Abstract. The language of `while' programs is a fundamental model for imperative programming on any data type. It leads to a generalisation of the theory of computable functions on the natural numbers to the theory of computable functions on any many-sorted algebra.

The language is used to express many algorithms in scientific computing where `while' programs are applied to continuous data. In the theory of data, continuous data types are modelled by topological many-sorted algebras. We study both exact and approximate computations by `while' programs, and `while' programs with arrays, over topological many-sorted algebras with partial operations. First, we establish that partial operations are necessary in order to compute a wide range of continuous functions. We prove basic continuity properties of our abstract computability:

Any partial function computable over a partial topological algebra by a `while'-array program is continuous. Any set semicomputable, or computable, over a partial topological algebra by a `while'-array program is open, or clopen, respectively.

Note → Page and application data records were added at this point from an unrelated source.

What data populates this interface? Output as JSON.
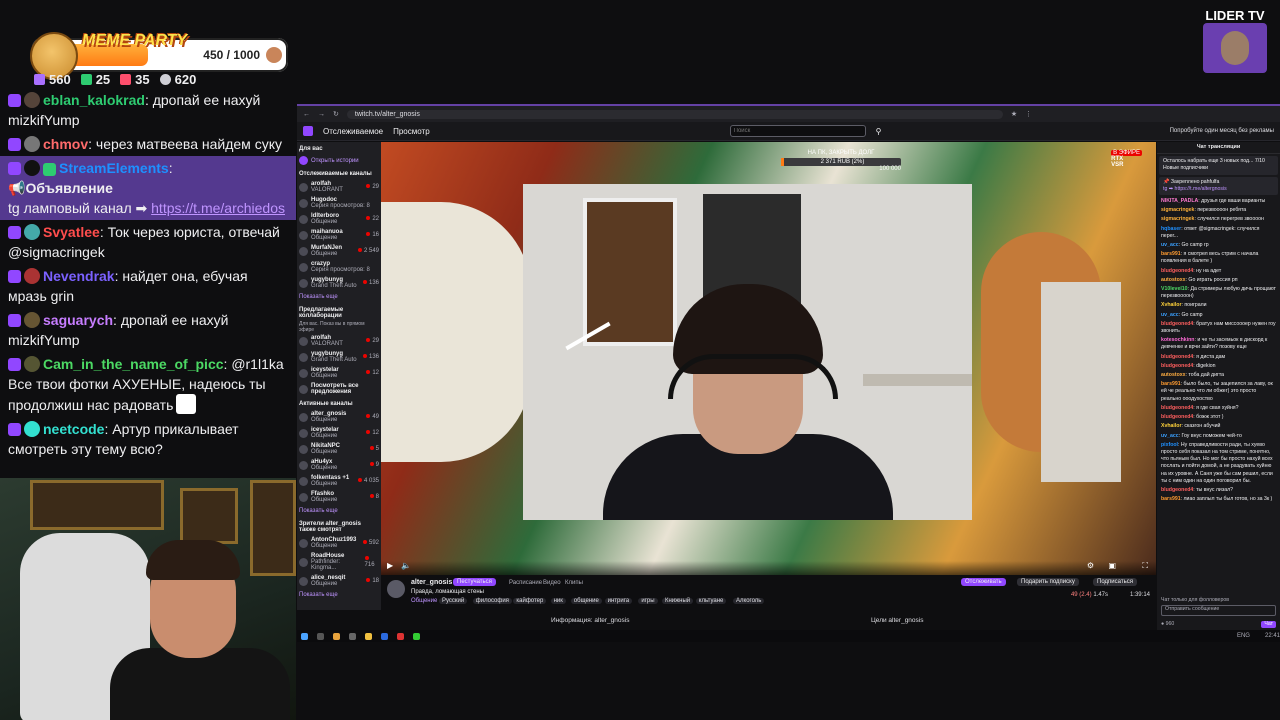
{
  "overlay": {
    "meme_party": {
      "title": "MEME PARTY",
      "count": "450 / 1000",
      "progress": 0.45
    },
    "stats": [
      {
        "name": "viewers",
        "value": "560",
        "color": "#a970ff"
      },
      {
        "name": "followers",
        "value": "25",
        "color": "#2ecc71"
      },
      {
        "name": "subs",
        "value": "35",
        "color": "#ff4f6d"
      },
      {
        "name": "bits",
        "value": "620",
        "color": "#cfcfd6"
      }
    ],
    "lider": {
      "label": "LIDER TV"
    }
  },
  "chat": [
    {
      "user": "eblan_kalokrad",
      "color": "#2ecc71",
      "sep": ": ",
      "text": "дропай ее нахуй mizkifYump"
    },
    {
      "user": "chmov",
      "color": "#ff6b6b",
      "sep": ": ",
      "text": "через матвеева найдем суку"
    },
    {
      "user": "StreamElements",
      "color": "#1e90ff",
      "sep": ":",
      "announce": "Объявление",
      "text": "tg ламповый канал ➡ ",
      "link": "https://t.me/archiedos"
    },
    {
      "user": "Svyatlee",
      "color": "#ff4d4d",
      "sep": ": ",
      "text": "Ток через юриста, отвечай @sigmacringek"
    },
    {
      "user": "Nevendrak",
      "color": "#7b61ff",
      "sep": ": ",
      "text": "найдет она, ебучая мразь grin"
    },
    {
      "user": "saguarych",
      "color": "#c77dff",
      "sep": ": ",
      "text": "дропай ее нахуй mizkifYump"
    },
    {
      "user": "Cam_in_the_name_of_picc",
      "color": "#4cd964",
      "sep": ": ",
      "text": "@r1l1ka Все твои фотки АХУЕНЫЕ, надеюсь ты продолжиш нас радовать"
    },
    {
      "user": "neetcode",
      "color": "#33e0d0",
      "sep": ": ",
      "text": "Артур прикалывает смотреть эту тему всю?"
    }
  ],
  "browser": {
    "url": "twitch.tv/alter_gnosis",
    "nav": {
      "following": "Отслеживаемое",
      "browse": "Просмотр",
      "search_placeholder": "Поиск",
      "promo": "Попробуйте один месяц без рекламы"
    },
    "sidebar": {
      "for_you": "Для вас",
      "history": "Открыть истории",
      "followed_header": "Отслеживаемые каналы",
      "followed": [
        {
          "name": "arolfah",
          "game": "VALORANT",
          "viewers": "29"
        },
        {
          "name": "Hugodoc",
          "game": "Серия просмотров: 8",
          "viewers": ""
        },
        {
          "name": "ldlterboro",
          "game": "Общение",
          "viewers": "22"
        },
        {
          "name": "maihanuoa",
          "game": "Общение",
          "viewers": "16"
        },
        {
          "name": "MurfaNJen",
          "game": "Общение",
          "viewers": "2 549"
        },
        {
          "name": "crazyp",
          "game": "Серия просмотров: 8",
          "viewers": ""
        },
        {
          "name": "yugybunyg",
          "game": "Grand Theft Auto",
          "viewers": "136"
        }
      ],
      "show_more": "Показать еще",
      "collab_header": "Предлагаемые коллаборации",
      "collab_sub": "Для вас. Показ вы в прямом эфире",
      "collab": [
        {
          "name": "arolfah",
          "game": "VALORANT",
          "viewers": "29"
        },
        {
          "name": "yugybunyg",
          "game": "Grand Theft Auto",
          "viewers": "136"
        },
        {
          "name": "iceystelar",
          "game": "Общение",
          "viewers": "12"
        },
        {
          "name": "Посмотреть все предложения",
          "game": "",
          "viewers": ""
        }
      ],
      "active_header": "Активные каналы",
      "active": [
        {
          "name": "alter_gnosis",
          "game": "Общение",
          "viewers": "49"
        },
        {
          "name": "iceystelar",
          "game": "Общение",
          "viewers": "12"
        },
        {
          "name": "NikitaNPC",
          "game": "Общение",
          "viewers": "5"
        },
        {
          "name": "aHu4yx",
          "game": "Общение",
          "viewers": "9"
        },
        {
          "name": "folkentass +1",
          "game": "Общение",
          "viewers": "4 035"
        },
        {
          "name": "Ffashko",
          "game": "Общение",
          "viewers": "8"
        }
      ],
      "show_more2": "Показать еще",
      "viewers_header": "Зрители alter_gnosis также смотрят",
      "viewers_also": [
        {
          "name": "AntonChuz1993",
          "game": "Общение",
          "viewers": "592"
        },
        {
          "name": "RoadHouse",
          "game": "Pathfinder: Kingma...",
          "viewers": "716"
        },
        {
          "name": "alice_nesqit",
          "game": "Общение",
          "viewers": "18"
        }
      ],
      "show_more3": "Показать еще"
    },
    "video": {
      "goal_label": "НА ПК, ЗАКРЫТЬ ДОЛГ",
      "goal_value": "2 371 RUB (2%)",
      "goal_end": "100 000",
      "goal_progress": 0.02,
      "live_badge": "В ЭФИРЕ",
      "live_tags": [
        "RTX",
        "VSR"
      ]
    },
    "stream": {
      "channel": "alter_gnosis",
      "follow": "Пестучаться",
      "schedule": "Расписание",
      "videos": "Видео",
      "clips": "Клипы",
      "title": "Правда, ломающая стены",
      "live": "В ЭФИРЕ",
      "category": "Общение",
      "tags": [
        "Русский",
        "философия",
        "кайфотер",
        "ник",
        "общение",
        "интрига",
        "игры",
        "Книжный",
        "кльтуане",
        "Алкоголь"
      ],
      "follow_btn": "Отслеживать",
      "gift_btn": "Подарить подписку",
      "sub_btn": "Подписаться",
      "viewers": "49 (2.4)",
      "uptime": "1.47s",
      "time": "1:39:14",
      "info_label": "Информация: alter_gnosis",
      "goals_label": "Цели alter_gnosis"
    },
    "tchat": {
      "header": "Чат трансляции",
      "subs_notice": "Осталось набрать еще 3 новых под... 7/10 Новые подписчики",
      "pinned_label": "Закреплено",
      "pinned_user": "pahfulfa",
      "pinned_text": "tg ➡ https://t.me/altergnosis",
      "messages": [
        {
          "user": "NIKITA_PADLA",
          "color": "#ff7bd1",
          "text": "друзья где ваши варианты"
        },
        {
          "user": "sigmacringek",
          "color": "#ffb23a",
          "text": "перезвоооон ребята"
        },
        {
          "user": "sigmacringek",
          "color": "#ffb23a",
          "text": "случился перегрев звоооон"
        },
        {
          "user": "hqbaser",
          "color": "#1e90ff",
          "text": "ответ @sigmacringek: случился перег..."
        },
        {
          "user": "uv_acc",
          "color": "#3aa0ff",
          "text": "Go camp rp"
        },
        {
          "user": "bars991",
          "color": "#ff9b30",
          "text": "я смотрел весь стрим с начала появления в балете )"
        },
        {
          "user": "bludgeoned4",
          "color": "#ff5f5f",
          "text": "ну на адет"
        },
        {
          "user": "autostoxx",
          "color": "#ffae42",
          "text": "Go играть россия рп"
        },
        {
          "user": "V10level10",
          "color": "#4cd964",
          "text": "Да стримеры любую дичь прощают перезвоооон)"
        },
        {
          "user": "Xvhailor",
          "color": "#ffd23a",
          "text": "поиграли"
        },
        {
          "user": "uv_acc",
          "color": "#3aa0ff",
          "text": "Go camp"
        },
        {
          "user": "bludgeoned4",
          "color": "#ff5f5f",
          "text": "братух нам миссоооер нужен гоу звонить"
        },
        {
          "user": "kotesochkinn",
          "color": "#ff6bd6",
          "text": "и че ты засемьок в дискорд к девченке и врчи зайти? позову еще"
        },
        {
          "user": "bludgeoned4",
          "color": "#ff5f5f",
          "text": "я диста дам"
        },
        {
          "user": "bludgeoned4",
          "color": "#ff5f5f",
          "text": "digekion"
        },
        {
          "user": "autostoxx",
          "color": "#ffae42",
          "text": "тоба дай дигта"
        },
        {
          "user": "bars991",
          "color": "#ff9b30",
          "text": "было было, ты зацепился за лаву, ок ей че реально что ли обжег) это просто реально ооодухоство"
        },
        {
          "user": "bludgeoned4",
          "color": "#ff5f5f",
          "text": "я где свая хуйня?"
        },
        {
          "user": "bludgeoned4",
          "color": "#ff5f5f",
          "text": "божж этот )"
        },
        {
          "user": "Xvhailor",
          "color": "#ffd23a",
          "text": "сказгон абучий"
        },
        {
          "user": "uv_acc",
          "color": "#3aa0ff",
          "text": "Гоу внус поможем чей-то"
        },
        {
          "user": "pixfool",
          "color": "#1e90ff",
          "text": "Ну справедливости ради, ты хуево просто себя показал на том стриме, понятно, что пьяным был. Но мог бы просто нахуй всех послать и пойти домой, а не раздувать хуйню на их уровне. А Саня уже бы сам решил, если ты с ним один на один поговорил бы."
        },
        {
          "user": "bludgeoned4",
          "color": "#ff5f5f",
          "text": "ты внус лизал?"
        },
        {
          "user": "bars991",
          "color": "#ff9b30",
          "text": "лиао заплыл ты был готов, но за 3к )"
        }
      ],
      "followers_only": "Чат только для фолловеров",
      "input_placeholder": "Отправить сообщение",
      "points": "960",
      "chat_btn": "Чат"
    },
    "taskbar": {
      "lang": "ENG",
      "clock": "22:41"
    }
  }
}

Secondly, we contrast exact and approximate computations. The class of functions that can be computed exactly can be quite limited. We show that on connected total algebras, the `while' and `while'-array computable functions are precisely those that are explicitly definable by terms. We show that for certain general classes of topological algebras, the total functions that can be approximated by `while' programs are precisely those that can be effectively approximated by terms. This property we call generalised Weierstrass approximation. An application of this result is that a function on the set R of reals is computable in the sense of computable analysis if, and only if, it is `while' approximable on a simple algebra based on R.